Reference : Iconic virtues of diagrams. Peirce and ampliative reasoning
Scientific congresses and symposiums : Unpublished conference/Abstract
Arts & humanities : Philosophy & ethics
Iconic virtues of diagrams. Peirce and ampliative reasoning
Leclercq, Bruno mailto [Université de Liège > Département de philosophie > Philosophie analytique et de la logique >]
XIe Congrès statutaire de l’Association Internationale de Sémiotique Visuelle, Theorein. The influence on pictures on knowledge and vice versa
8-10 Septembre 2015
Association Internationale de Sémiotique Visuelle
[en] Immanuel Kant ; Bernard Bolzano ; Charles Sanders Peirce ; diagrams ; schema ; formal intuition ; icons ; ampliative ; synthetic apriori
[en] In his Critic of pure reason, Immanuel Kant notoriously claimed that, being grounded on the forms of sense intuition, arithmetical and geometrical propositions are both synthetic (i.e. informative) and a priori. Bernard Bolzano, followed in this by the logicist movement (from Gottlob Frege to Rudolf Carnap), answered that the generality and necessity of mathematical propositions and proofs can only be grounded on conceptual analysis.
Even though, just like Frege, he is one of the fathers of formal logic, Charles Sanders Peirce provides some semiotic reasons to think that Kant was right: diagrams do convey general meanings and provide some knowledge which is necessary yet non-trivial. Unlike logical analysis, visual presentation of concepts in schemas or diagrams helps to explore concepts by stressing some of their “side” features in such a way that new knowledge is gained: « diagrams evolve what was involved » (CP4/86). This is why, according to Kant’s notion of intuitive construction, mathematical inferences are not merely deductive but are inventive and ampliative.
My talk aims at identifying some iconic virtues of diagrams which, according to Peirce, explain their epistemic productivity.
A first one lies in the “formal” nature of icons, which allows them to express syntactic relations between descriptive (symbols) and demonstrative (indices) components of structured information. On this respect, even algebraic and ideographic expressions are icons exhibiting a general form – a “rheme” – in which places for indices are filled with variables “x” and “y” meaning “any individual”. For this reason, even though they are singular, diagrams are “abstractions” in the sense that they represent relations rather than their terms.

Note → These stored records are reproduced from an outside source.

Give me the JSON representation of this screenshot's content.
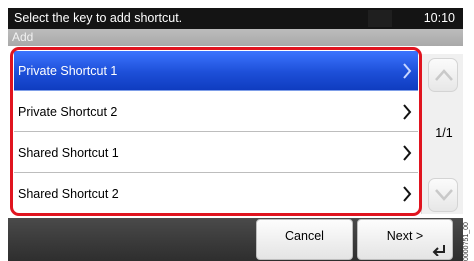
{
  "header": {
    "message": "Select the key to add shortcut.",
    "time": "10:10"
  },
  "subheader": {
    "title": "Add"
  },
  "list": {
    "items": [
      {
        "label": "Private Shortcut 1",
        "selected": true
      },
      {
        "label": "Private Shortcut 2",
        "selected": false
      },
      {
        "label": "Shared Shortcut 1",
        "selected": false
      },
      {
        "label": "Shared Shortcut 2",
        "selected": false
      }
    ]
  },
  "pager": {
    "indicator": "1/1"
  },
  "footer": {
    "cancel_label": "Cancel",
    "next_label": "Next >"
  },
  "side_code": "0000751_00",
  "colors": {
    "selected": "#1d4fd8",
    "highlight_frame": "#e0141f",
    "topbar": "#141414"
  }
}
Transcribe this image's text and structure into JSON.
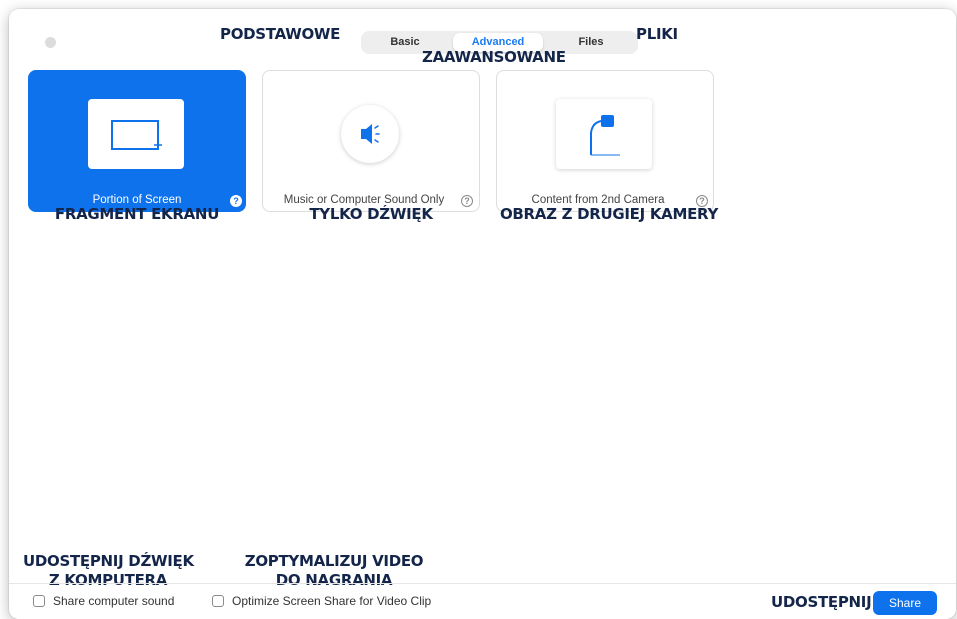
{
  "tabs": [
    {
      "label": "Basic"
    },
    {
      "label": "Advanced",
      "active": true
    },
    {
      "label": "Files"
    }
  ],
  "annotations": {
    "basic": "PODSTAWOWE",
    "advanced": "ZAAWANSOWANE",
    "files": "PLIKI",
    "portion": "FRAGMENT EKRANU",
    "sound_only": "TYLKO DŹWIĘK",
    "second_camera": "OBRAZ Z DRUGIEJ KAMERY",
    "share_sound_line1": "UDOSTĘPNIJ DŹWIĘK",
    "share_sound_line2": "Z KOMPUTERA",
    "optimize_line1": "ZOPTYMALIZUJ VIDEO",
    "optimize_line2": "DO NAGRANIA",
    "share": "UDOSTĘPNIJ"
  },
  "cards": [
    {
      "label": "Portion of Screen",
      "icon": "screen-portion-icon",
      "selected": true
    },
    {
      "label": "Music or Computer Sound Only",
      "icon": "speaker-icon",
      "selected": false
    },
    {
      "label": "Content from 2nd Camera",
      "icon": "document-camera-icon",
      "selected": false
    }
  ],
  "bottom": {
    "share_sound_label": "Share computer sound",
    "optimize_label": "Optimize Screen Share for Video Clip",
    "share_button": "Share"
  },
  "colors": {
    "accent": "#0e72ed",
    "annotation": "#14254a"
  }
}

Only with this in prospect can a second, and more studied, feature of diagrams matter, namely their two-dimensionality, which helps to exhibit complex relations that cannot be seen on linear linguistic expressions.
Finally, a third feature of diagrams lies in their imaginary rather than referential character. Icons connote without denoting, and therefore they can be informational without this information being limited to singular individuals. Furthermore, this non referential character of icons is what makes them open to virtual exploratory manipulations that allow to consider and investigate possibilities which in turn inform us on not obvious properties of the presently visible configuration.

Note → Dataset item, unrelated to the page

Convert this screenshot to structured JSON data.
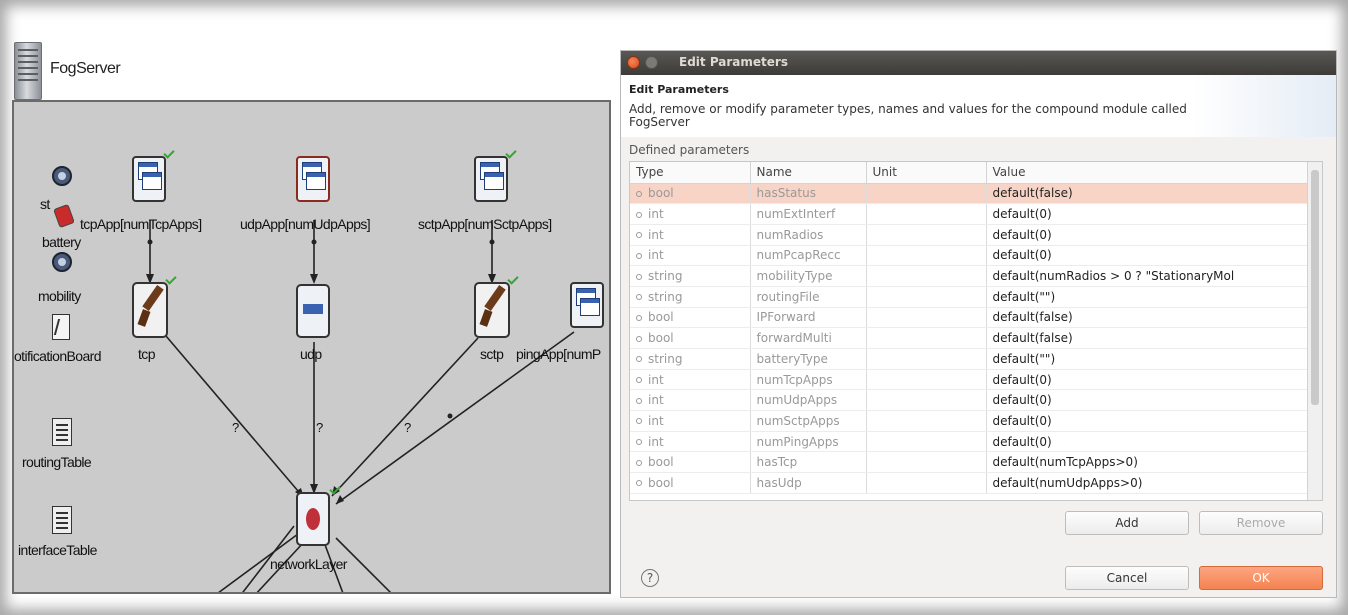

Métaphysique et Théorie de la connaissance - MéThéor
Researchers ; Professionals ; Students

There is no file associated with this reference.

Bookmark and Share SFX Query

All documents in ORBi are protected by a user license.